The Rookie Review
By Joe Lozito
Life's a Pitch
Think for a moment about everything you would expect from a feel-good baseball movie - particularly one based on the story of high school baseball coach and science teacher Jim Morris who, at 35, pitched two seasons with the Tampa Bay Devil Rays. You'd probably expect to see a montage of baseball footage as the losing high school team wins the big game inspired by Coach Morris' example. Or the scene where he and his wife fight about the feasibility of leaving his family for three months to play for a Florida farm team. You might even expect an estranged father-son relationship redeemed only after Jim decides to go after his dreams. Well, if that's the case, then you will love "The Rookie". If you're looking for something new and different, look elsewhere - though in this movie season, I wouldn't know where to tell you to look.
Writer Mike Rich ("Finding Forrester") takes the best moments from "Bull Durham", "The Natural", "Field of Dreams" and even "The Bad News Bears" (but not, thankfully, "The Bad News Bears Go To Japan") and weaves an old-fashioned "it's never too late to dream" tale which plays like a fantasy even though it is based in fact. Perhaps this is because Mr. Rich never goes too far into any character or situation. The story of the young high-schoolers - who bet their Coach that he must try out for the big leagues if they win the district championship - is all but dropped in the second half of the film. Likewise, the father-son relationship feels tacked on just by the fact that it's wrapped up so neatly.
However, thanks to a subtle and engaging performance by Dennis Quaid, "The Rookie" is a feel-good movie as charming and quaint as its West Texas setting. It seems as though Mr. Quaid has made his career by taking the leavings of Kevin Costner and Harrison Ford; he possesses equal quantities of Mr. Costner's salt-of-the-Earth grit and Mr. Ford's salt-of-the-Earth heroism. Now, well into his 40s, Mr. Quaid has found a role that fits him like a Texas drawl. As Jim Morris, he carries the film on his aged but capable shoulders. This is, in a way, the distant cousin of the over-the-hill quarterback he played in Oliver Stone's sensory assault "Any Given Sunday".

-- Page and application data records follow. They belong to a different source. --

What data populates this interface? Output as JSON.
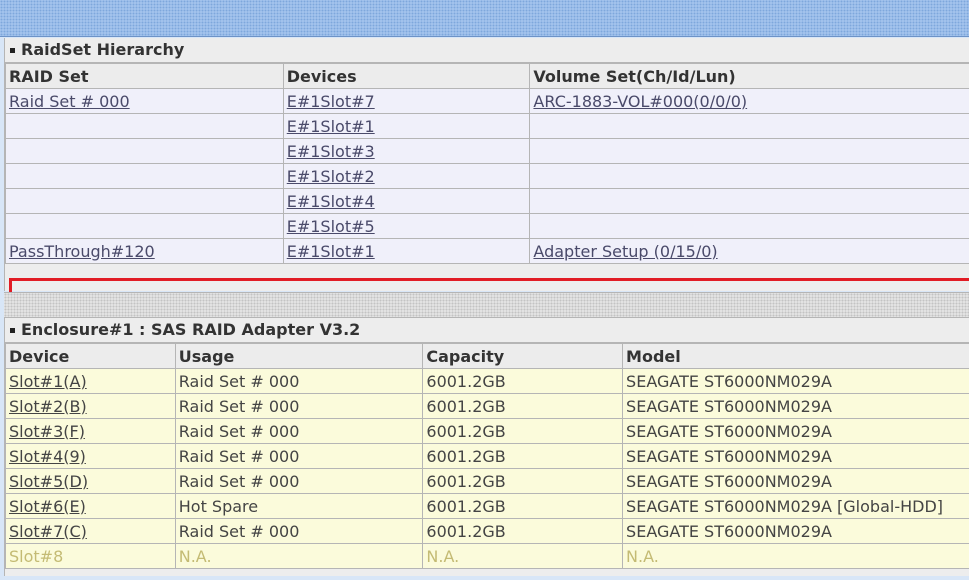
{
  "raidset_panel": {
    "title": "RaidSet Hierarchy",
    "headers": [
      "RAID Set",
      "Devices",
      "Volume Set(Ch/Id/Lun)"
    ],
    "rows": [
      {
        "raid_set": "Raid Set # 000",
        "device": "E#1Slot#7",
        "volume": "ARC-1883-VOL#000(0/0/0)"
      },
      {
        "raid_set": "",
        "device": "E#1Slot#1",
        "volume": ""
      },
      {
        "raid_set": "",
        "device": "E#1Slot#3",
        "volume": ""
      },
      {
        "raid_set": "",
        "device": "E#1Slot#2",
        "volume": ""
      },
      {
        "raid_set": "",
        "device": "E#1Slot#4",
        "volume": ""
      },
      {
        "raid_set": "",
        "device": "E#1Slot#5",
        "volume": ""
      },
      {
        "raid_set": "PassThrough#120",
        "device": "E#1Slot#1",
        "volume": "Adapter Setup (0/15/0)"
      }
    ]
  },
  "enclosure_panel": {
    "title": "Enclosure#1 : SAS RAID Adapter V3.2",
    "headers": [
      "Device",
      "Usage",
      "Capacity",
      "Model"
    ],
    "rows": [
      {
        "device": "Slot#1(A)",
        "usage": "Raid Set # 000",
        "capacity": "6001.2GB",
        "model": "SEAGATE ST6000NM029A"
      },
      {
        "device": "Slot#2(B)",
        "usage": "Raid Set # 000",
        "capacity": "6001.2GB",
        "model": "SEAGATE ST6000NM029A"
      },
      {
        "device": "Slot#3(F)",
        "usage": "Raid Set # 000",
        "capacity": "6001.2GB",
        "model": "SEAGATE ST6000NM029A"
      },
      {
        "device": "Slot#4(9)",
        "usage": "Raid Set # 000",
        "capacity": "6001.2GB",
        "model": "SEAGATE ST6000NM029A"
      },
      {
        "device": "Slot#5(D)",
        "usage": "Raid Set # 000",
        "capacity": "6001.2GB",
        "model": "SEAGATE ST6000NM029A"
      },
      {
        "device": "Slot#6(E)",
        "usage": "Hot Spare",
        "capacity": "6001.2GB",
        "model": "SEAGATE ST6000NM029A [Global-HDD]"
      },
      {
        "device": "Slot#7(C)",
        "usage": "Raid Set # 000",
        "capacity": "6001.2GB",
        "model": "SEAGATE ST6000NM029A"
      },
      {
        "device": "Slot#8",
        "usage": "N.A.",
        "capacity": "N.A.",
        "model": "N.A."
      }
    ]
  },
  "colors": {
    "highlight_border": "#e11c24",
    "enclosure_row_bg": "#fbfbdb",
    "raidset_row_bg": "#f0f0fa",
    "na_text": "#c4bb74"
  }
}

Mr. Quaid is assisted by scenery-loving direction by TV director John Lee Hancock, "Six Feet Under's" Rachel Griffiths in the under-used role of Mrs. Morris, and the obligatory precious, but not overly so, 8-year-old Angus T. Jones as his son.

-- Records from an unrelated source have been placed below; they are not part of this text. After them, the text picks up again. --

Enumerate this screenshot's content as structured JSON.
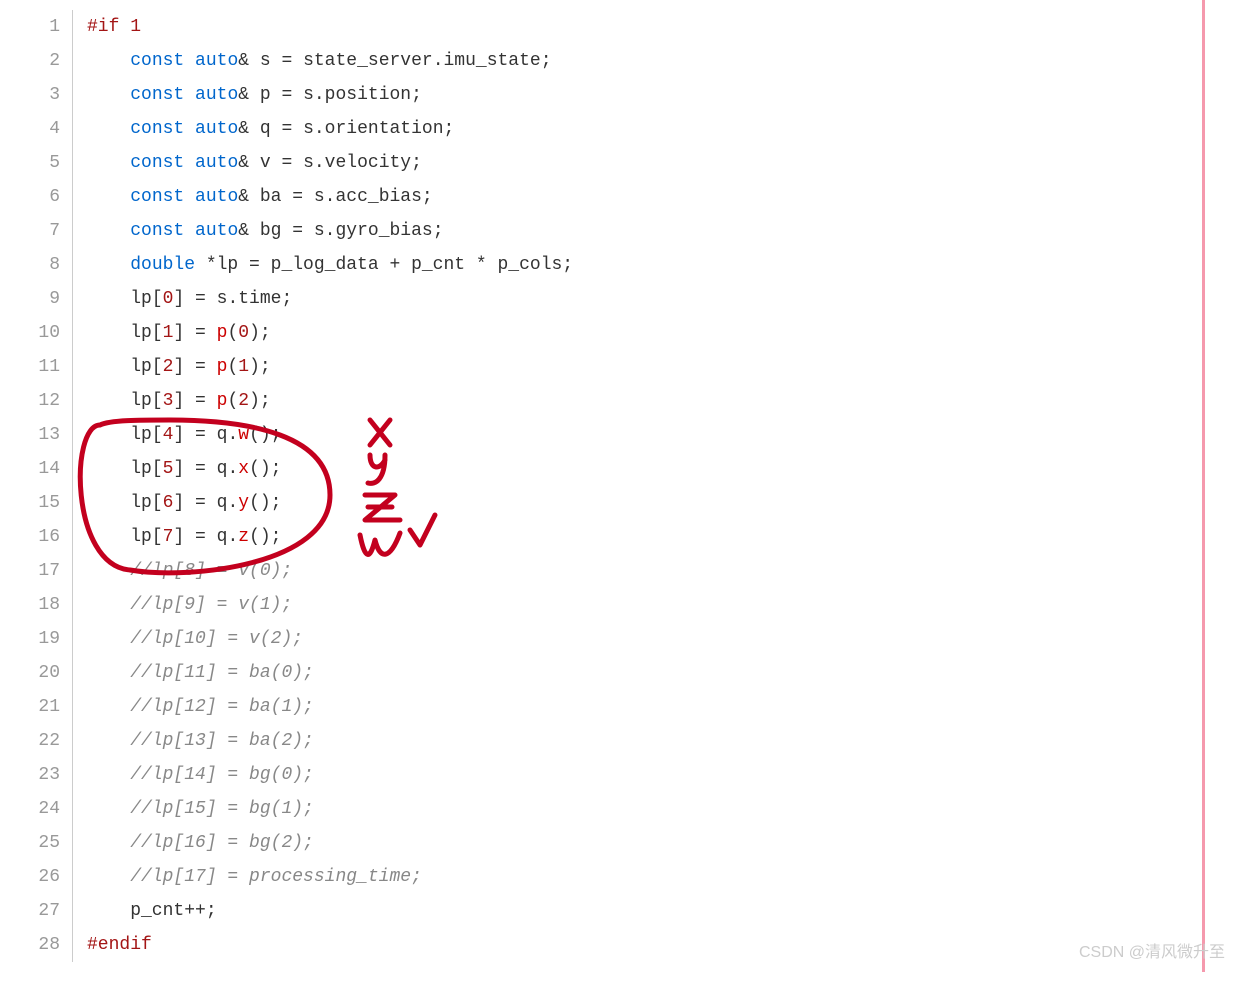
{
  "watermark": "CSDN @清风微升至",
  "lines": [
    {
      "n": 1,
      "tokens": [
        {
          "t": "#if",
          "c": "tok-directive"
        },
        {
          "t": " "
        },
        {
          "t": "1",
          "c": "tok-number"
        }
      ]
    },
    {
      "n": 2,
      "tokens": [
        {
          "t": "    "
        },
        {
          "t": "const",
          "c": "tok-keyword"
        },
        {
          "t": " "
        },
        {
          "t": "auto",
          "c": "tok-keyword"
        },
        {
          "t": "& s = state_server.imu_state;",
          "c": "tok-ident"
        }
      ]
    },
    {
      "n": 3,
      "tokens": [
        {
          "t": "    "
        },
        {
          "t": "const",
          "c": "tok-keyword"
        },
        {
          "t": " "
        },
        {
          "t": "auto",
          "c": "tok-keyword"
        },
        {
          "t": "& p = s.position;",
          "c": "tok-ident"
        }
      ]
    },
    {
      "n": 4,
      "tokens": [
        {
          "t": "    "
        },
        {
          "t": "const",
          "c": "tok-keyword"
        },
        {
          "t": " "
        },
        {
          "t": "auto",
          "c": "tok-keyword"
        },
        {
          "t": "& q = s.orientation;",
          "c": "tok-ident"
        }
      ]
    },
    {
      "n": 5,
      "tokens": [
        {
          "t": "    "
        },
        {
          "t": "const",
          "c": "tok-keyword"
        },
        {
          "t": " "
        },
        {
          "t": "auto",
          "c": "tok-keyword"
        },
        {
          "t": "& v = s.velocity;",
          "c": "tok-ident"
        }
      ]
    },
    {
      "n": 6,
      "tokens": [
        {
          "t": "    "
        },
        {
          "t": "const",
          "c": "tok-keyword"
        },
        {
          "t": " "
        },
        {
          "t": "auto",
          "c": "tok-keyword"
        },
        {
          "t": "& ba = s.acc_bias;",
          "c": "tok-ident"
        }
      ]
    },
    {
      "n": 7,
      "tokens": [
        {
          "t": "    "
        },
        {
          "t": "const",
          "c": "tok-keyword"
        },
        {
          "t": " "
        },
        {
          "t": "auto",
          "c": "tok-keyword"
        },
        {
          "t": "& bg = s.gyro_bias;",
          "c": "tok-ident"
        }
      ]
    },
    {
      "n": 8,
      "tokens": [
        {
          "t": "    "
        },
        {
          "t": "double",
          "c": "tok-keyword"
        },
        {
          "t": " *lp = p_log_data + p_cnt * p_cols;",
          "c": "tok-ident"
        }
      ]
    },
    {
      "n": 9,
      "tokens": [
        {
          "t": "    lp["
        },
        {
          "t": "0",
          "c": "tok-number"
        },
        {
          "t": "] = s.time;"
        }
      ]
    },
    {
      "n": 10,
      "tokens": [
        {
          "t": "    lp["
        },
        {
          "t": "1",
          "c": "tok-number"
        },
        {
          "t": "] = "
        },
        {
          "t": "p",
          "c": "tok-call"
        },
        {
          "t": "("
        },
        {
          "t": "0",
          "c": "tok-number"
        },
        {
          "t": ");"
        }
      ]
    },
    {
      "n": 11,
      "tokens": [
        {
          "t": "    lp["
        },
        {
          "t": "2",
          "c": "tok-number"
        },
        {
          "t": "] = "
        },
        {
          "t": "p",
          "c": "tok-call"
        },
        {
          "t": "("
        },
        {
          "t": "1",
          "c": "tok-number"
        },
        {
          "t": ");"
        }
      ]
    },
    {
      "n": 12,
      "tokens": [
        {
          "t": "    lp["
        },
        {
          "t": "3",
          "c": "tok-number"
        },
        {
          "t": "] = "
        },
        {
          "t": "p",
          "c": "tok-call"
        },
        {
          "t": "("
        },
        {
          "t": "2",
          "c": "tok-number"
        },
        {
          "t": ");"
        }
      ]
    },
    {
      "n": 13,
      "tokens": [
        {
          "t": "    lp["
        },
        {
          "t": "4",
          "c": "tok-number"
        },
        {
          "t": "] = q."
        },
        {
          "t": "w",
          "c": "tok-call"
        },
        {
          "t": "();"
        }
      ]
    },
    {
      "n": 14,
      "tokens": [
        {
          "t": "    lp["
        },
        {
          "t": "5",
          "c": "tok-number"
        },
        {
          "t": "] = q."
        },
        {
          "t": "x",
          "c": "tok-call"
        },
        {
          "t": "();"
        }
      ]
    },
    {
      "n": 15,
      "tokens": [
        {
          "t": "    lp["
        },
        {
          "t": "6",
          "c": "tok-number"
        },
        {
          "t": "] = q."
        },
        {
          "t": "y",
          "c": "tok-call"
        },
        {
          "t": "();"
        }
      ]
    },
    {
      "n": 16,
      "tokens": [
        {
          "t": "    lp["
        },
        {
          "t": "7",
          "c": "tok-number"
        },
        {
          "t": "] = q."
        },
        {
          "t": "z",
          "c": "tok-call"
        },
        {
          "t": "();"
        }
      ]
    },
    {
      "n": 17,
      "tokens": [
        {
          "t": "    "
        },
        {
          "t": "//lp[8] = v(0);",
          "c": "tok-comment"
        }
      ]
    },
    {
      "n": 18,
      "tokens": [
        {
          "t": "    "
        },
        {
          "t": "//lp[9] = v(1);",
          "c": "tok-comment"
        }
      ]
    },
    {
      "n": 19,
      "tokens": [
        {
          "t": "    "
        },
        {
          "t": "//lp[10] = v(2);",
          "c": "tok-comment"
        }
      ]
    },
    {
      "n": 20,
      "tokens": [
        {
          "t": "    "
        },
        {
          "t": "//lp[11] = ba(0);",
          "c": "tok-comment"
        }
      ]
    },
    {
      "n": 21,
      "tokens": [
        {
          "t": "    "
        },
        {
          "t": "//lp[12] = ba(1);",
          "c": "tok-comment"
        }
      ]
    },
    {
      "n": 22,
      "tokens": [
        {
          "t": "    "
        },
        {
          "t": "//lp[13] = ba(2);",
          "c": "tok-comment"
        }
      ]
    },
    {
      "n": 23,
      "tokens": [
        {
          "t": "    "
        },
        {
          "t": "//lp[14] = bg(0);",
          "c": "tok-comment"
        }
      ]
    },
    {
      "n": 24,
      "tokens": [
        {
          "t": "    "
        },
        {
          "t": "//lp[15] = bg(1);",
          "c": "tok-comment"
        }
      ]
    },
    {
      "n": 25,
      "tokens": [
        {
          "t": "    "
        },
        {
          "t": "//lp[16] = bg(2);",
          "c": "tok-comment"
        }
      ]
    },
    {
      "n": 26,
      "tokens": [
        {
          "t": "    "
        },
        {
          "t": "//lp[17] = processing_time;",
          "c": "tok-comment"
        }
      ]
    },
    {
      "n": 27,
      "tokens": [
        {
          "t": "    p_cnt++;"
        }
      ]
    },
    {
      "n": 28,
      "tokens": [
        {
          "t": "#endif",
          "c": "tok-directive"
        }
      ]
    }
  ],
  "annotation_letters": [
    "x",
    "y",
    "z",
    "w"
  ]
}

"The Rookie" is not a home run. It may be possible that there really wasn't very much drama to Jim Morris' background or his decision to try out for the majors. If that were the case, I would almost rather have seen an A&E biography than a concocted Hollywood parable of unrealized dreams. That "almost" is thanks to Dennis Quaid.